» WHAT YOU NEED TO DO
Print exactly the lines from the one containing "What's the underlying" through the last line of the entries below; the pictures stay out of the copy.

» DATA FOR THIS EXERCISE
------------

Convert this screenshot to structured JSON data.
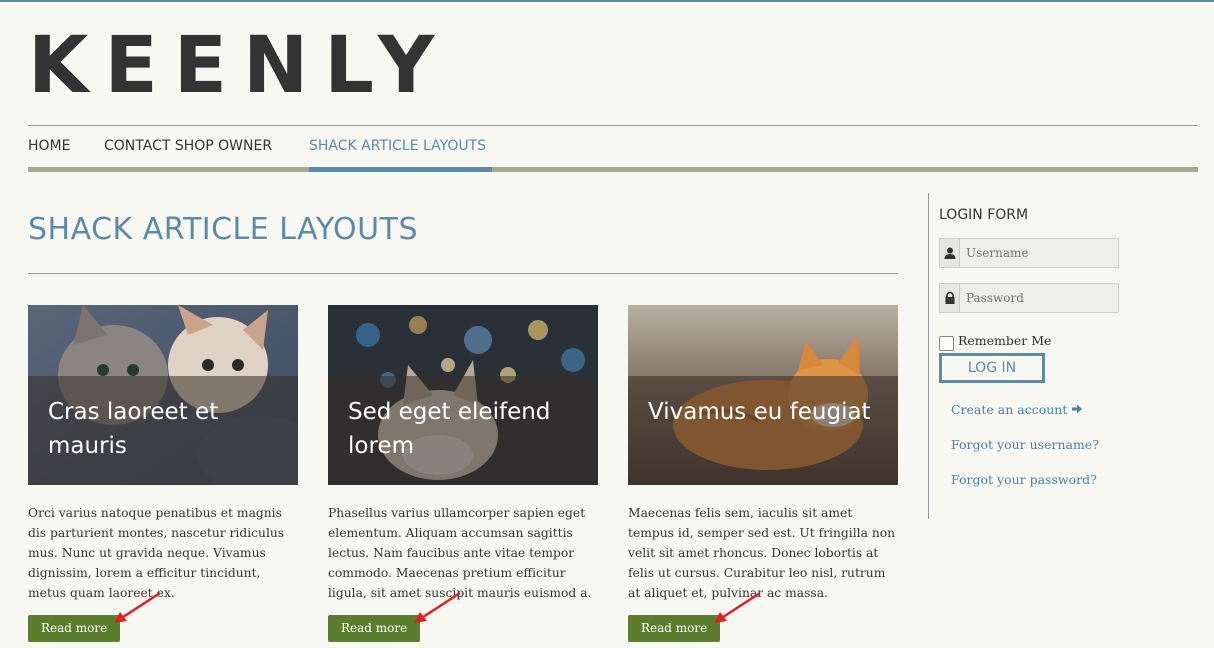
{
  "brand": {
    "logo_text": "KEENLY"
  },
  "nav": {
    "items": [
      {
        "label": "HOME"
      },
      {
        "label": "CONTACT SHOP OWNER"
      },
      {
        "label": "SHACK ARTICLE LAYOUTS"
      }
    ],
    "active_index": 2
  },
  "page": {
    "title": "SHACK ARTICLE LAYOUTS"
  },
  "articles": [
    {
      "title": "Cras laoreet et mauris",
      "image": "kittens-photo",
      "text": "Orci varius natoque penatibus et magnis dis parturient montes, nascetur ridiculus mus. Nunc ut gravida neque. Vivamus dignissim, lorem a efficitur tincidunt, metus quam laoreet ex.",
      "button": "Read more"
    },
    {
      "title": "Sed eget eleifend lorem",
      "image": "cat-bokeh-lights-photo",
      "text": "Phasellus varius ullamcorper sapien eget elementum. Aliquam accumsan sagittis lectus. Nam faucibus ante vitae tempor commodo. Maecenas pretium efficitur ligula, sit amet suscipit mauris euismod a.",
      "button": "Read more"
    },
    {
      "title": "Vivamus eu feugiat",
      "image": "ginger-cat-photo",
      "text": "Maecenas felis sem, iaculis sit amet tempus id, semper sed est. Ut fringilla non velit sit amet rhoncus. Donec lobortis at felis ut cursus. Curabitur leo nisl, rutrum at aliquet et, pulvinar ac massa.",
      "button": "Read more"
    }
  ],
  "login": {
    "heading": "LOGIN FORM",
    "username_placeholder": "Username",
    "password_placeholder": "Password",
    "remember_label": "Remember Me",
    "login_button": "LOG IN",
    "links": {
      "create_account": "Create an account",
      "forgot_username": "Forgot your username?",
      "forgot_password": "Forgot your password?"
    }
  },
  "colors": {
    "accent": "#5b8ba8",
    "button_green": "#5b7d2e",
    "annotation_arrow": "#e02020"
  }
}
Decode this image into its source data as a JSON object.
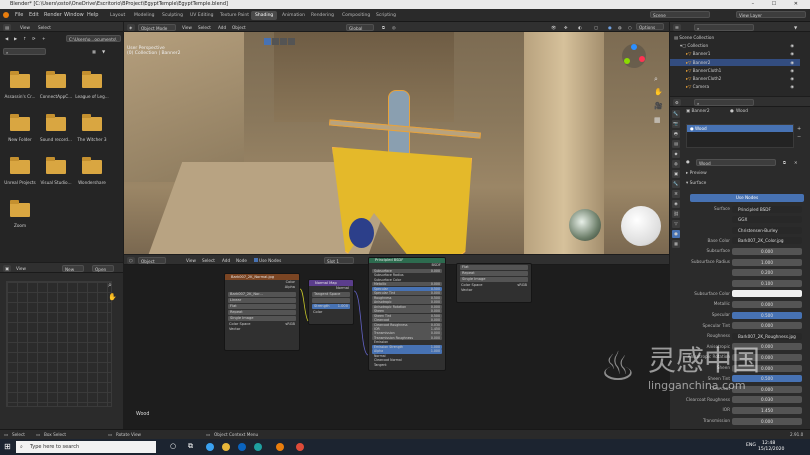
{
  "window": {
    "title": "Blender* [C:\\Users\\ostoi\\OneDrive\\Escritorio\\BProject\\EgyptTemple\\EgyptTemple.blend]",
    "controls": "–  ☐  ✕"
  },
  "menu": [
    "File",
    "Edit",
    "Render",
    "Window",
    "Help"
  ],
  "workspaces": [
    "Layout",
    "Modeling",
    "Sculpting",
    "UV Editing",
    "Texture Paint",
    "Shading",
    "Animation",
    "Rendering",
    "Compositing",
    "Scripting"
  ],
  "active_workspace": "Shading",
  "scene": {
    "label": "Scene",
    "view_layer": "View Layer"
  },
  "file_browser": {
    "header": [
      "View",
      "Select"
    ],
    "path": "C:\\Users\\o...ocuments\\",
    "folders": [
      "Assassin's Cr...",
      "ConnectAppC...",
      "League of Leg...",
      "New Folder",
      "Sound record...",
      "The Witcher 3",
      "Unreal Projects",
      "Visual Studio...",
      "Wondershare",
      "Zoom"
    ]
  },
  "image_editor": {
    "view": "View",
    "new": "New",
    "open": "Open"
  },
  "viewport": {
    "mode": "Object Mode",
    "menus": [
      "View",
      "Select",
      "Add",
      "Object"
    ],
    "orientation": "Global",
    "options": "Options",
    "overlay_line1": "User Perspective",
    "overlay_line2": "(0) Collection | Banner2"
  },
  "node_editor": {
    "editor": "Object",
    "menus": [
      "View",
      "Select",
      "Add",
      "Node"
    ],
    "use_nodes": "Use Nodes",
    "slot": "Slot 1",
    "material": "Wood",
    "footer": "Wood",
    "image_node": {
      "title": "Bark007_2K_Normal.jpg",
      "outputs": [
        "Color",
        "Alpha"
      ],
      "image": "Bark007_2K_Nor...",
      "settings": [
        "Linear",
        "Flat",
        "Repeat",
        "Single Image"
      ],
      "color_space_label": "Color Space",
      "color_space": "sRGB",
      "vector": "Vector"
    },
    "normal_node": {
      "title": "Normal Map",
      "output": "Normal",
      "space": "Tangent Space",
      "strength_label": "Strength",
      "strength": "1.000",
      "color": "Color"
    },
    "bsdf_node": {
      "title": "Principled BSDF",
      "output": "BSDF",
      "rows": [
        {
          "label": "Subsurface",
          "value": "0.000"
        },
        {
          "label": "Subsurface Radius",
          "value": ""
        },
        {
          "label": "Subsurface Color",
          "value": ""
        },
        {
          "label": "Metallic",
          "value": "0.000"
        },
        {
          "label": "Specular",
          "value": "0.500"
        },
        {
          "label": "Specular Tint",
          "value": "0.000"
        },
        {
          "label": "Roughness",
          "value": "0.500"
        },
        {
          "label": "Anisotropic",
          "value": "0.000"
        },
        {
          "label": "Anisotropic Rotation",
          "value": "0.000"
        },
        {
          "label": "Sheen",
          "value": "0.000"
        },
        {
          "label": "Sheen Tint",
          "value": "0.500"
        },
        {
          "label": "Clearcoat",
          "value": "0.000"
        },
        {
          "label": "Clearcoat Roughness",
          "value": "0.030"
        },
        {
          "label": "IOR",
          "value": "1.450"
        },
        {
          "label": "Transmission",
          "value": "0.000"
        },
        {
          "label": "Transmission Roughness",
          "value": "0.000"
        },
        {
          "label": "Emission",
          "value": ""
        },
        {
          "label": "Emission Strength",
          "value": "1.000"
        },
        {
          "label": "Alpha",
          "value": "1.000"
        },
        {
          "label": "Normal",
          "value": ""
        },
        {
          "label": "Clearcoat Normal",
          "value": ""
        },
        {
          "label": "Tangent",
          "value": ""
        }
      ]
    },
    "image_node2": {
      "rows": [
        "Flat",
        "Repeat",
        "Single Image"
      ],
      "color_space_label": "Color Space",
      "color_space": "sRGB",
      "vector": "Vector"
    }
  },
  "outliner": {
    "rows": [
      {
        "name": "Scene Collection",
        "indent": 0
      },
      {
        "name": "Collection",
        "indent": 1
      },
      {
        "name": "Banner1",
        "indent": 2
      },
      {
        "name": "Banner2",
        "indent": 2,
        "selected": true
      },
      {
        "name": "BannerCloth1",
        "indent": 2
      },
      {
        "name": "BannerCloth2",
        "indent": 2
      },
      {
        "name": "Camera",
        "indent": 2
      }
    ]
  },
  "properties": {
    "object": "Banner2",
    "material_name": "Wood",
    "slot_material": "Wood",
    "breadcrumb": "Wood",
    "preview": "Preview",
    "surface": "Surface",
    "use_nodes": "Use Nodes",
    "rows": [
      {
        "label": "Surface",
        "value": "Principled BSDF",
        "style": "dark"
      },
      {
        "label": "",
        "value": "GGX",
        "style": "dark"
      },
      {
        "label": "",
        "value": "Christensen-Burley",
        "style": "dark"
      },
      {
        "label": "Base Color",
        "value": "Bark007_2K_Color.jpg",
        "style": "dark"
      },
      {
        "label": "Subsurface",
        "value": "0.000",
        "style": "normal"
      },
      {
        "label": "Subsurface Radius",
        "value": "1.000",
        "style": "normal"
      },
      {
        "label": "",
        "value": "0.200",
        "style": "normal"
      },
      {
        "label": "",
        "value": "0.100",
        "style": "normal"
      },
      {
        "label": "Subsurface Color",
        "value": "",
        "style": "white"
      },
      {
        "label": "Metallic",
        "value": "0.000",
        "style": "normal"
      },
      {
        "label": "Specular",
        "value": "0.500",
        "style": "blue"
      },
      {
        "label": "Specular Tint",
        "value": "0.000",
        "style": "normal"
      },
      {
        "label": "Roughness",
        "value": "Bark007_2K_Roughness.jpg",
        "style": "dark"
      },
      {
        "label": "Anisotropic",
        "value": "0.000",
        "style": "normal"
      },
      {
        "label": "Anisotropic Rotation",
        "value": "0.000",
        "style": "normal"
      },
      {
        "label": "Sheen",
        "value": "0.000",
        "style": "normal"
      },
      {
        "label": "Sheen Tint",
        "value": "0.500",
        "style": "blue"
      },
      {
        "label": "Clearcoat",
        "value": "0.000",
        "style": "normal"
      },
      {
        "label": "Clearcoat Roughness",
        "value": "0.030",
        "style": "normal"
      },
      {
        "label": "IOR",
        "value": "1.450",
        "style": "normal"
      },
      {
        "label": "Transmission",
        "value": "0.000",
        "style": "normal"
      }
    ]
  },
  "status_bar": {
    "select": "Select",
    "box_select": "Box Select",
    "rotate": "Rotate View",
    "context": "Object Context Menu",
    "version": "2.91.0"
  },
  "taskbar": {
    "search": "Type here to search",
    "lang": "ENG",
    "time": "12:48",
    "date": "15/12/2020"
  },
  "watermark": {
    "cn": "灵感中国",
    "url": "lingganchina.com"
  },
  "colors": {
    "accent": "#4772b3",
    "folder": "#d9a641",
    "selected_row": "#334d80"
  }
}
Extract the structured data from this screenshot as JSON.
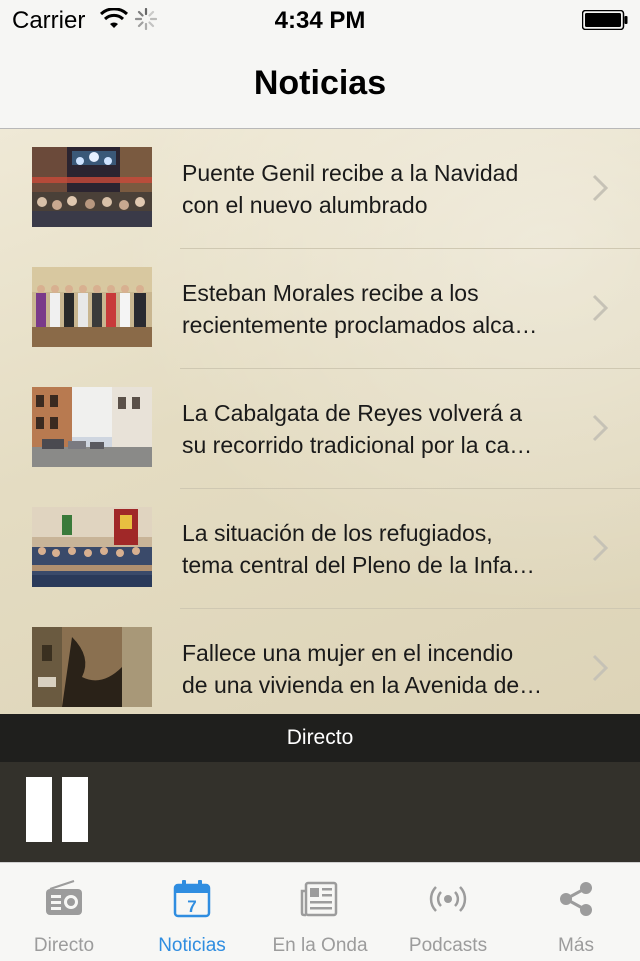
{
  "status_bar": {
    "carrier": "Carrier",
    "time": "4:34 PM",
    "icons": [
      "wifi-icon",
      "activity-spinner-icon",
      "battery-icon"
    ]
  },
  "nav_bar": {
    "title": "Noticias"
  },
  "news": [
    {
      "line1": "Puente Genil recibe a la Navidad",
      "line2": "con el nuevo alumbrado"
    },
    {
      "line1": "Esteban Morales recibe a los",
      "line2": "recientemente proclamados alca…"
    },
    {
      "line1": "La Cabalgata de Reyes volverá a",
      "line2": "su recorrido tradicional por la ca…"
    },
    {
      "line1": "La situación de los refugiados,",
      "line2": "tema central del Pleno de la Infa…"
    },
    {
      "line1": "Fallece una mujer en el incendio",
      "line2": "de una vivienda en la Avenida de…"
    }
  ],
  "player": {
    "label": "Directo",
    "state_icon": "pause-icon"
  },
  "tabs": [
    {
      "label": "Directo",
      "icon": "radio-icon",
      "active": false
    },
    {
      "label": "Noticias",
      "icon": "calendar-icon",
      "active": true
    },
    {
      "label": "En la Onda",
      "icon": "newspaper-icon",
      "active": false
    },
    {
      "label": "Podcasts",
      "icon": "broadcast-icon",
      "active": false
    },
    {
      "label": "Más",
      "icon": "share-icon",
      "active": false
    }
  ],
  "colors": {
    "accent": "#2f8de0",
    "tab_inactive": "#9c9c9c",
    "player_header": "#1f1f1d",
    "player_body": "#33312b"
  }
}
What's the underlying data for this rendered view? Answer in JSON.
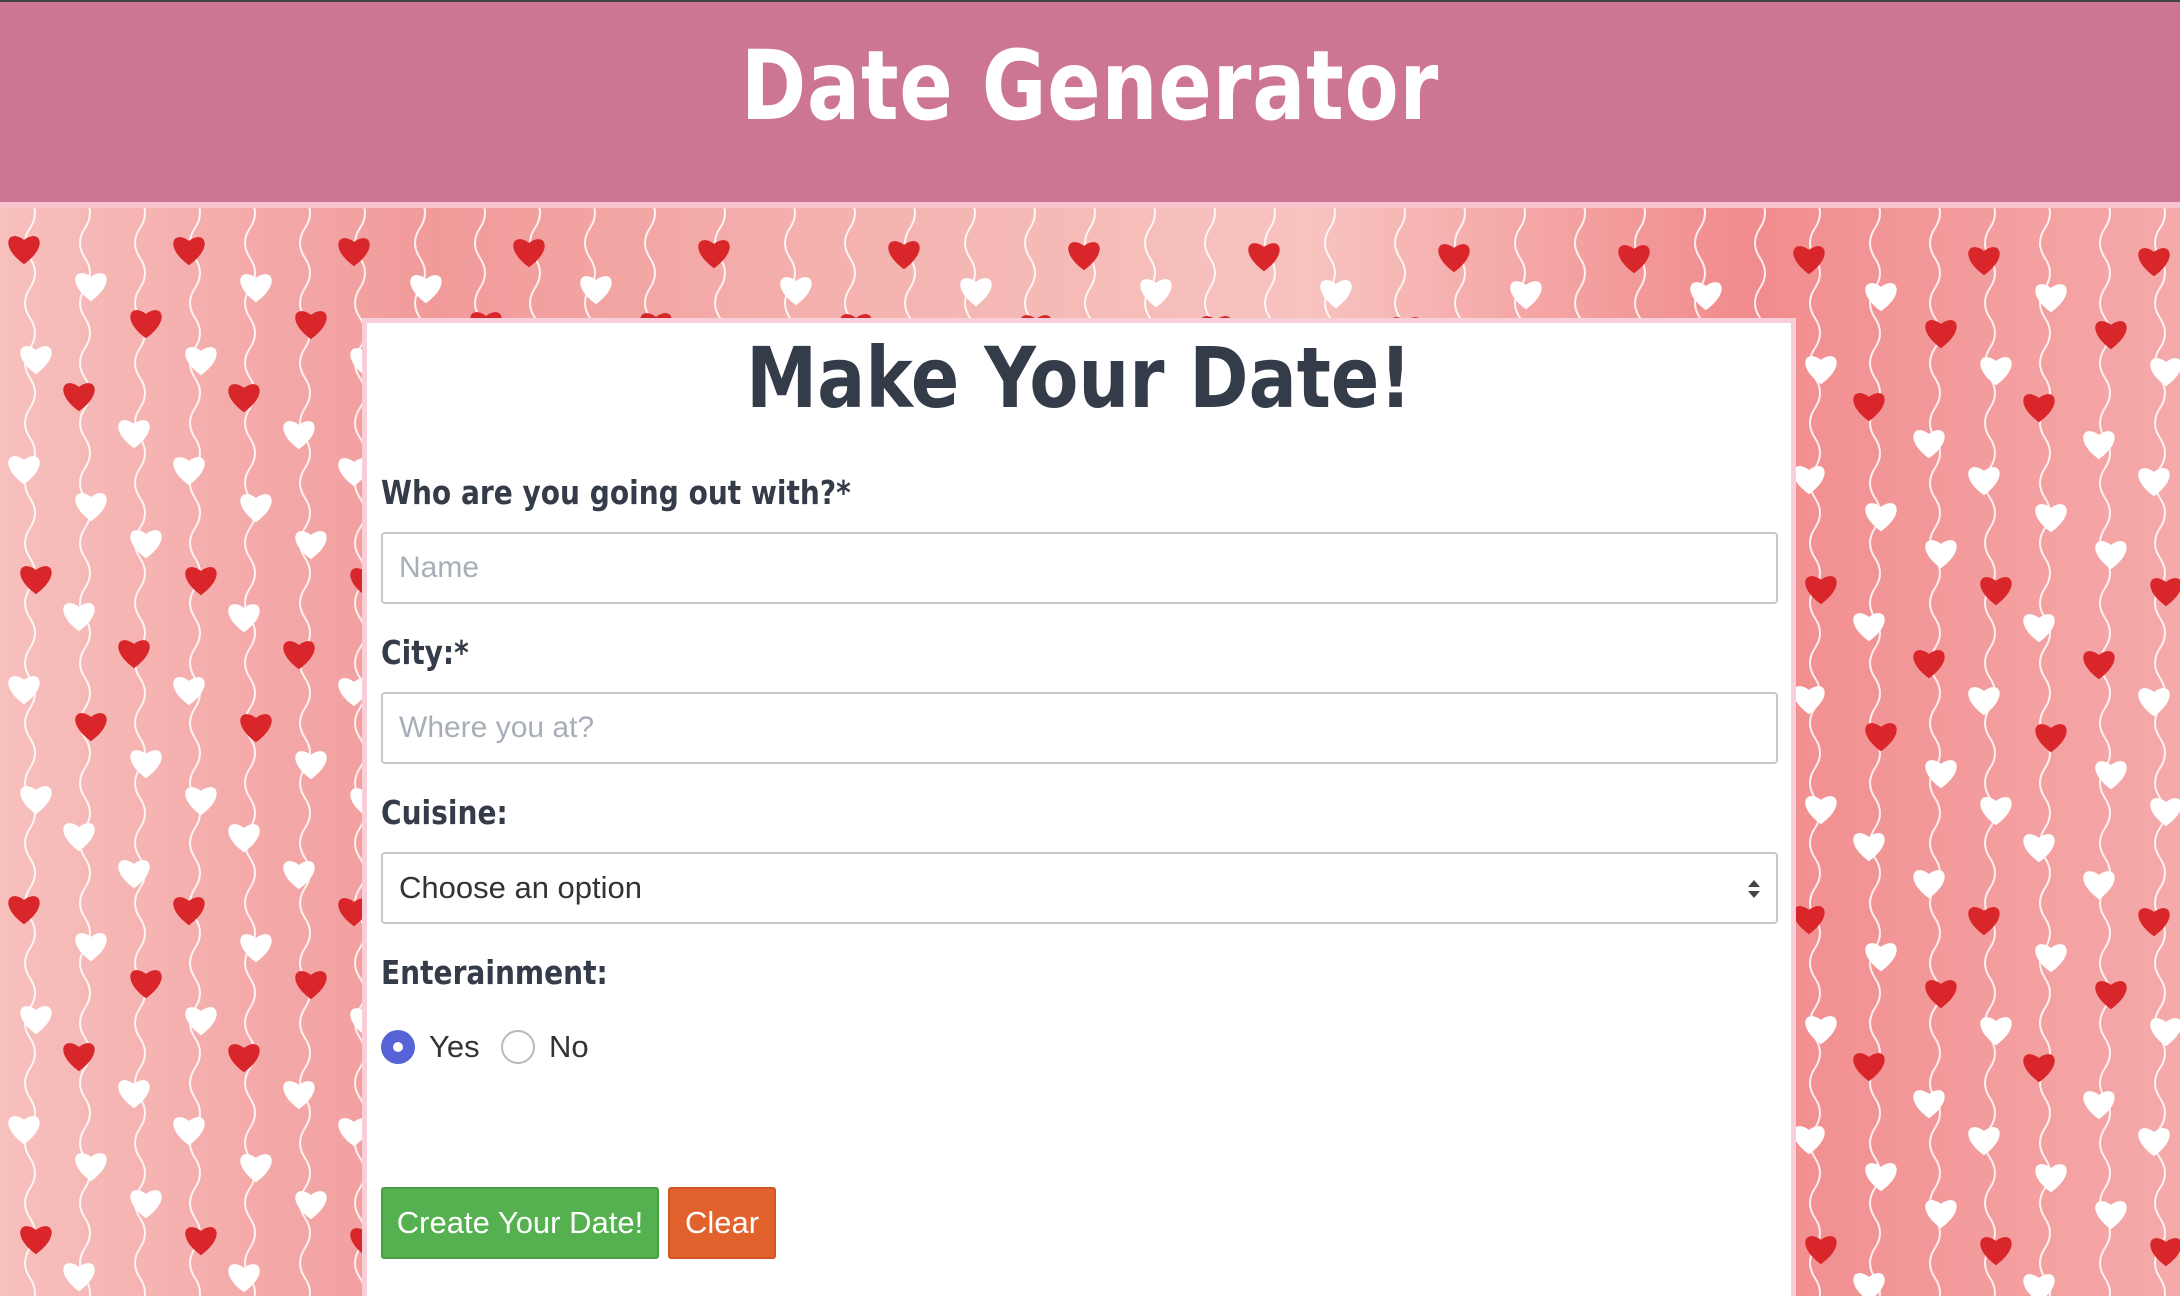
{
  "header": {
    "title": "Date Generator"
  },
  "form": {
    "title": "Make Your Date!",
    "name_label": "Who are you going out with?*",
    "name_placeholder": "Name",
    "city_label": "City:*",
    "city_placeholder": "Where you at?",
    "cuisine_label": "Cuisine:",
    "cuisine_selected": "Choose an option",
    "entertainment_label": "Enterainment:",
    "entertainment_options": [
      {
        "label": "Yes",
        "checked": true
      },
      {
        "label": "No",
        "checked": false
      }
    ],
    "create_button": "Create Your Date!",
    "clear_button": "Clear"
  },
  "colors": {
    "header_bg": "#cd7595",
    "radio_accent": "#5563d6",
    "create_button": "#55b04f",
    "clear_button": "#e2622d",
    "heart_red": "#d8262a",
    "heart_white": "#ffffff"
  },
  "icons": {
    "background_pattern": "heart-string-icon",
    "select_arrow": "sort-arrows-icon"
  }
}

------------

» SOLUTION FOR THIS TASK
What's the underlying data for this rendered view? Answer in JSON.
{
  "header": {
    "title": "Date Generator"
  },
  "form": {
    "title": "Make Your Date!",
    "name_label": "Who are you going out with?*",
    "name_placeholder": "Name",
    "city_label": "City:*",
    "city_placeholder": "Where you at?",
    "cuisine_label": "Cuisine:",
    "cuisine_selected": "Choose an option",
    "entertainment_label": "Enterainment:",
    "entertainment_options": [
      {
        "label": "Yes",
        "checked": true
      },
      {
        "label": "No",
        "checked": false
      }
    ],
    "create_button": "Create Your Date!",
    "clear_button": "Clear"
  },
  "colors": {
    "header_bg": "#cd7595",
    "radio_accent": "#5563d6",
    "create_button": "#55b04f",
    "clear_button": "#e2622d",
    "heart_red": "#d8262a",
    "heart_white": "#ffffff"
  },
  "icons": {
    "background_pattern": "heart-string-icon",
    "select_arrow": "sort-arrows-icon"
  }
}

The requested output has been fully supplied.